Exercise =
Search the data below for the word "icon" and report how many lines contain it. Nothing but the number is needed.

Records provided =
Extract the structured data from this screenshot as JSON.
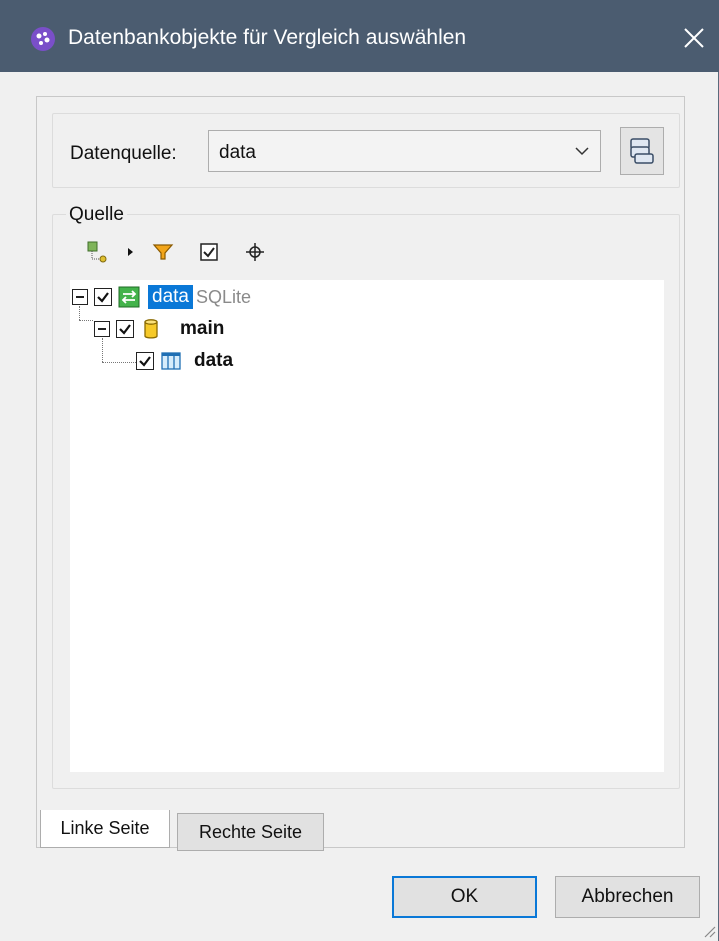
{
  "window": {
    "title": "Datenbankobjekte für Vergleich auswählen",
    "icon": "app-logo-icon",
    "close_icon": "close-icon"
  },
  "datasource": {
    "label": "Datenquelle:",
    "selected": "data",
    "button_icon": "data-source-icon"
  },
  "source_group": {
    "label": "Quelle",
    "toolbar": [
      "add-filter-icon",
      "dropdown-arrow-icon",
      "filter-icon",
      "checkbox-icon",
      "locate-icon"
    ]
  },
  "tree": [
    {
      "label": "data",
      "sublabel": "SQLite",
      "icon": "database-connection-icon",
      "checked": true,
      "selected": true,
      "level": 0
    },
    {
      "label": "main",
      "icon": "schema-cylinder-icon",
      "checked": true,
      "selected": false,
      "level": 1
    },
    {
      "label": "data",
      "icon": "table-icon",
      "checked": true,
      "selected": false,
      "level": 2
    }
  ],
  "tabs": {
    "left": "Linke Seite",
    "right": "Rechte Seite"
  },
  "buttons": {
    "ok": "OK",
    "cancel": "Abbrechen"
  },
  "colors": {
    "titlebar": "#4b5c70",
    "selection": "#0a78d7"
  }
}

Response =
11